TOKYO -- A number of Japanese companies have been trying, so far unsuccessfully, to get commercial launches of small rockets off the ground. But they have not given up.
Canon Electronics and Interstellar Technologies both failed in their first attempt to launch a small rocket. Having learned from the missteps, they are set to try again soon. If they succeed before the full enactment in November of a law governing the commercial use of space in Japan, their chances of turning their launch businesses into moneymakers will improve significantly.
Canon Electronics is set to fire off its SS-520 minirocket, possibly as soon as Feb. 3. The rocket, which is a little bigger than a utility pole, was developed by Japan's space agency, JAXA, and has a control system made by Canon Electronics and others. It will take off from JAXA's Uchinoura Space Center in Kagoshima Prefecture, in southwestern Japan.
The company's first launch, in January 2017, was a near miss. The rocket successfully lifted off the launch pad, but ground controllers soon lost contact. Fearing that it might fly out of control, JAXA shut down the engine, plunging the rocket into the sea. The satellite and control system that were scheduled to be tested during the flight sank beneath the waves.
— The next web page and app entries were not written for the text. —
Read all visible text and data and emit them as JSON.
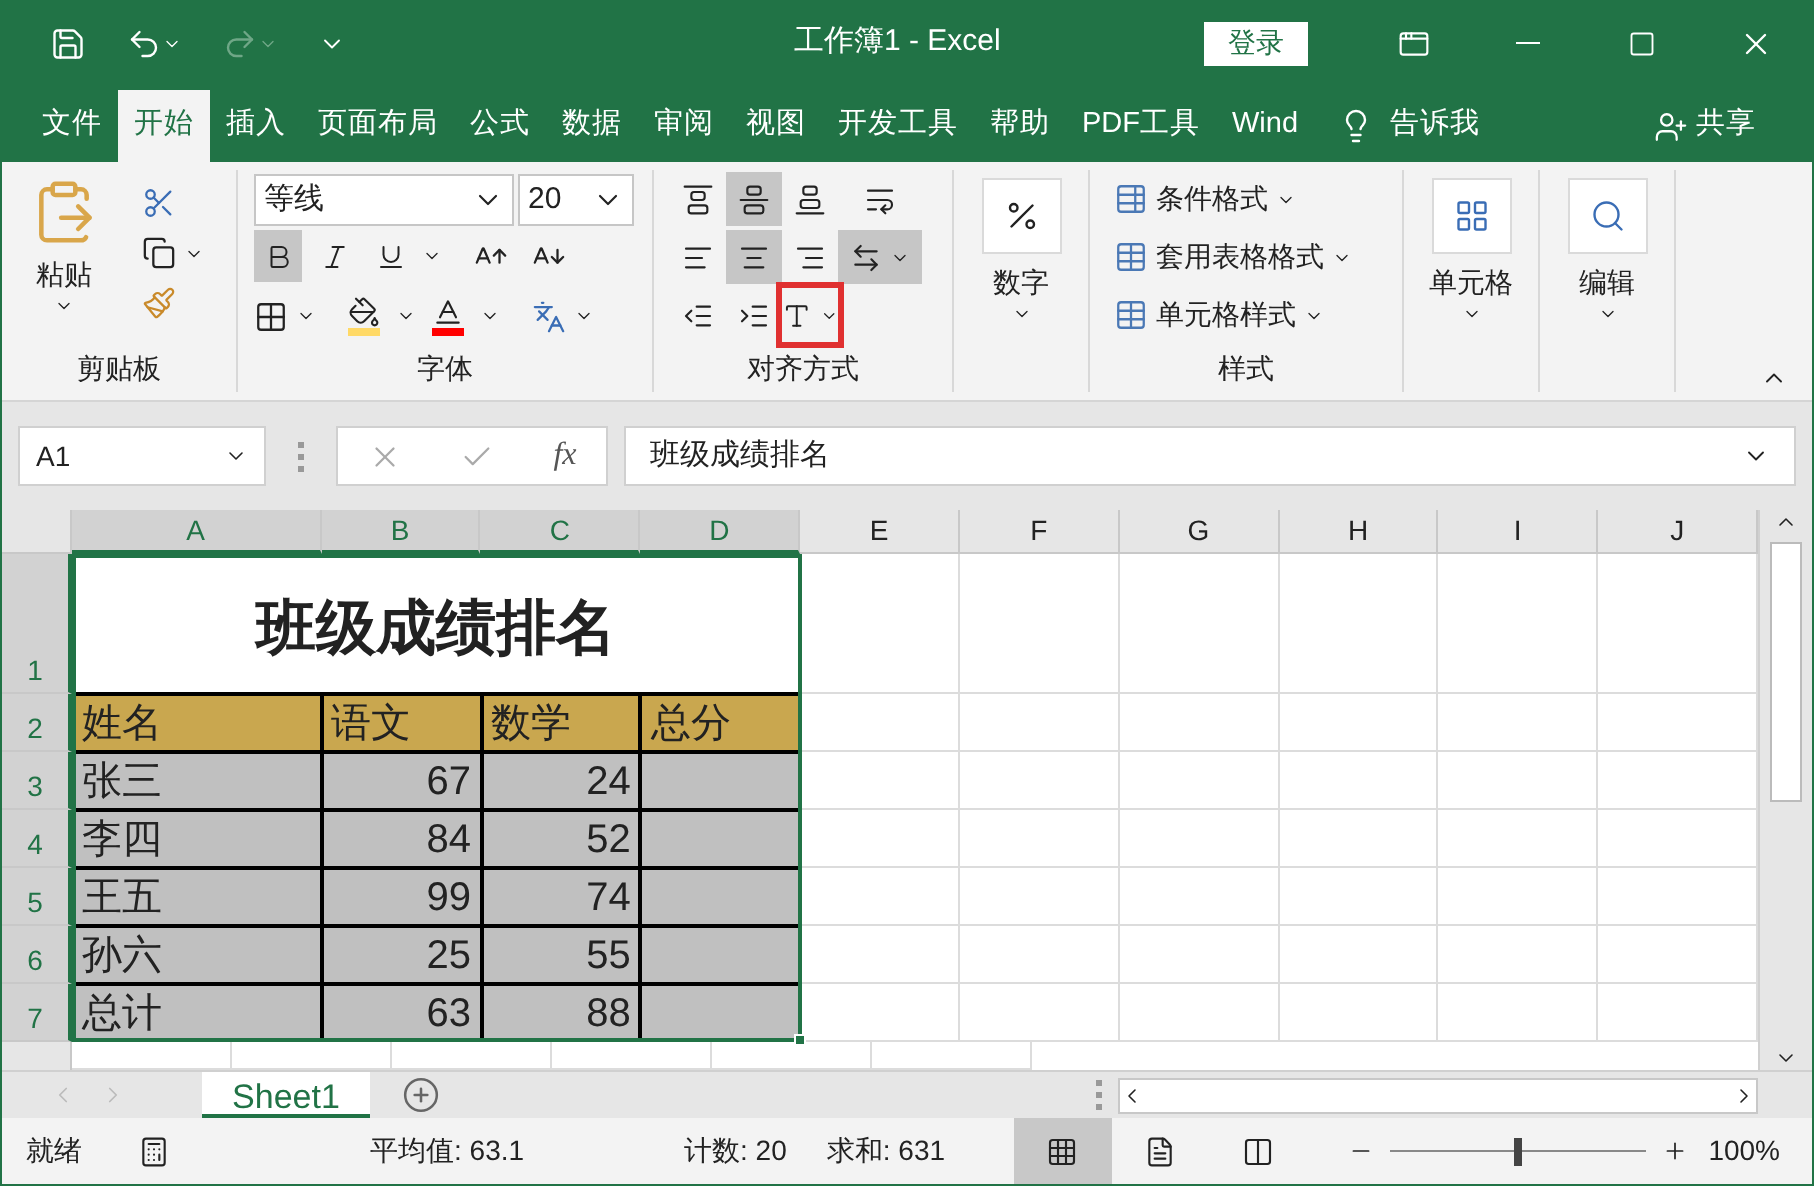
{
  "window": {
    "title": "工作簿1 - Excel",
    "login": "登录"
  },
  "ribbon_tabs": [
    {
      "label": "文件",
      "selected": false
    },
    {
      "label": "开始",
      "selected": true
    },
    {
      "label": "插入",
      "selected": false
    },
    {
      "label": "页面布局",
      "selected": false
    },
    {
      "label": "公式",
      "selected": false
    },
    {
      "label": "数据",
      "selected": false
    },
    {
      "label": "审阅",
      "selected": false
    },
    {
      "label": "视图",
      "selected": false
    },
    {
      "label": "开发工具",
      "selected": false
    },
    {
      "label": "帮助",
      "selected": false
    },
    {
      "label": "PDF工具",
      "selected": false
    },
    {
      "label": "Wind",
      "selected": false
    }
  ],
  "tell_me": "告诉我",
  "share": "共享",
  "clipboard": {
    "label": "剪贴板",
    "paste": "粘贴"
  },
  "font": {
    "label": "字体",
    "font_name": "等线",
    "font_size": "20",
    "styles": [
      {
        "kind": "bold",
        "pressed": true
      },
      {
        "kind": "italic",
        "pressed": false
      },
      {
        "kind": "underline",
        "pressed": false
      }
    ]
  },
  "alignment": {
    "label": "对齐方式",
    "buttons": [
      {
        "kind": "top",
        "pressed": false
      },
      {
        "kind": "middle",
        "pressed": true
      },
      {
        "kind": "bottom",
        "pressed": false
      },
      {
        "kind": "wrap",
        "pressed": false
      },
      {
        "kind": "left",
        "pressed": false
      },
      {
        "kind": "center",
        "pressed": true
      },
      {
        "kind": "right",
        "pressed": false
      },
      {
        "kind": "merge",
        "pressed": true
      },
      {
        "kind": "outdent",
        "pressed": false
      },
      {
        "kind": "indent",
        "pressed": false
      },
      {
        "kind": "orientation",
        "pressed": false,
        "highlighted": true
      }
    ]
  },
  "number": {
    "label": "数字"
  },
  "styles": {
    "label": "样式",
    "items": [
      "条件格式",
      "套用表格格式",
      "单元格样式"
    ]
  },
  "cells_group": {
    "label": "单元格"
  },
  "editing": {
    "label": "编辑"
  },
  "name_box": "A1",
  "fx": "fx",
  "formula": "班级成绩排名",
  "columns": [
    {
      "label": "A",
      "selected": true
    },
    {
      "label": "B",
      "selected": true
    },
    {
      "label": "C",
      "selected": true
    },
    {
      "label": "D",
      "selected": true
    },
    {
      "label": "E",
      "selected": false
    },
    {
      "label": "F",
      "selected": false
    },
    {
      "label": "G",
      "selected": false
    },
    {
      "label": "H",
      "selected": false
    },
    {
      "label": "I",
      "selected": false
    },
    {
      "label": "J",
      "selected": false
    }
  ],
  "title_row": {
    "row": "1",
    "text": "班级成绩排名",
    "selected": true
  },
  "header_row": {
    "row": "2",
    "selected": true,
    "cells": [
      "姓名",
      "语文",
      "数学",
      "总分"
    ]
  },
  "rows": [
    {
      "row": "3",
      "selected": true,
      "cells": [
        "张三",
        "67",
        "24"
      ]
    },
    {
      "row": "4",
      "selected": true,
      "cells": [
        "李四",
        "84",
        "52"
      ]
    },
    {
      "row": "5",
      "selected": true,
      "cells": [
        "王五",
        "99",
        "74"
      ]
    },
    {
      "row": "6",
      "selected": true,
      "cells": [
        "孙六",
        "25",
        "55"
      ]
    },
    {
      "row": "7",
      "selected": true,
      "cells": [
        "总计",
        "63",
        "88"
      ]
    }
  ],
  "sheets": [
    {
      "label": "Sheet1",
      "selected": true
    }
  ],
  "status_bar": {
    "ready": "就绪",
    "average": "平均值: 63.1",
    "count": "计数: 20",
    "sum": "求和: 631",
    "views": [
      {
        "kind": "normal",
        "selected": true
      },
      {
        "kind": "page_layout",
        "selected": false
      },
      {
        "kind": "page_break",
        "selected": false
      }
    ],
    "zoom": {
      "level": 0.5,
      "reading": "100%"
    }
  }
}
JAXA said cables on the vehicle likely short-circuited, causing the launch to go awry. The agency has since come up with five ways to prevent a recurrence. To protect the cables, it coated the metal hole through which the cables run with a protective material and changed the shape of the cover for the cables running outside the rocket. This makes them better able to handle the stain and heat they are exposed to as the rocket gains altitude. The circuits were also rearranged to avoid secondary damage if the cables do short out.
Canon Electronics has set up a company, together with IHI Aerospace, Shimizu and Development Bank of Japan, and is trying to create a commercially viable rocket launch business. The plan is to offer a comprehensive service that encompasses both rocket development and the launch itself from a specially prepared site.
The company aims to develop a rocket that uses solid fuel and can carry a small or ultrasmall satellite weighing about 100kg. It is also working to build its own launch facility in the town of Kushimoto, Wakayama Prefecture, the southernmost point on Japan's main island of Honshu. Canon Electronics is set to conduct a soil assessment and start discussions with local communities. It has already informed the prefecture and the town of its plans.
If the upcoming rocket launch succeeds and Canon Electronics' control system proves commercially viable, the company's efforts to develop and test its own rocket will get a big lift, as it seeks approval for its rocket design and launch facility under the new law.
Interstellar Technologies, based in Hokkaido, plans to launch its second Momo sounding rocket this spring or later. Sounding rockets are equipped to take measurements in suborbital flight. Like the SS-520, the first Momo launch failed in July 2017. The rocket's communications cut out after the launch, probably as a result of components damaged by the stress of the launch.
Undaunted, Interstellar Technologies unveiled a full-scale model of the second Momo rocket in Tokyo in late January. "Once the second [Momo] successfully takes off, a third and fourth will soon follow," said Takafumi Horie, the company's founder.
The second Momo is about the same size as the SS-520. But unlike the solid-fueled SS-520, Momo uses liquid propellant. It will lift off from a facility in the town of Taiki, Hokkaido, which is backing the venture. With expectations in the local community running high, Interstellar strongly hopes for a successful launch.
One reason the company is chomping at the bit is that the "space activity" law will take full effect in November. The law opens the door for commercial rocket launches. When it comes into force, government will start screening companies seeking approval of their space businesses. Being able to tout a successful launch would significantly strengthen Interstellar's application and its chances of getting the green light.
Another reason is increasing competition from abroad. Late last month, Rocket Lab of the U.S. successfully tested its Electron small rocket. The vehicle took off from a facility in New Zealand and put three small satellites into orbit as scheduled. The company succeeded in its second attempt. Expectations are growing that launch orders and production of the rocket will accelerate.
Companies are trying to enter the market for small rockets, expecting a rise in demand for small satellites. The so-called constellation business, which enables communication and observation anywhere on Earth by surrounding the planet with numerous small satellites, has been gaining momentum.
Because these small satellites have limited capabilities, they are usually deployed in large numbers. According to a U.S. research outfit, demand for small satellites is expected to grow 360% to 460 units in 2023, versus 2016 levels.
The more small satellites are to be placed in orbit, the more rockets will be needed to carry them. Companies betting on small rockets think their technology is better, because they can deliver satellites into orbit as needed, rather than relying on larger, more costly vehicles to put up multiple satellites at once.
For now, Canon Electronics and other Japanese companies are trying to establish small-rocket businesses at home. But as the market grows, they will face more overseas competition. That is when the real shooting will start.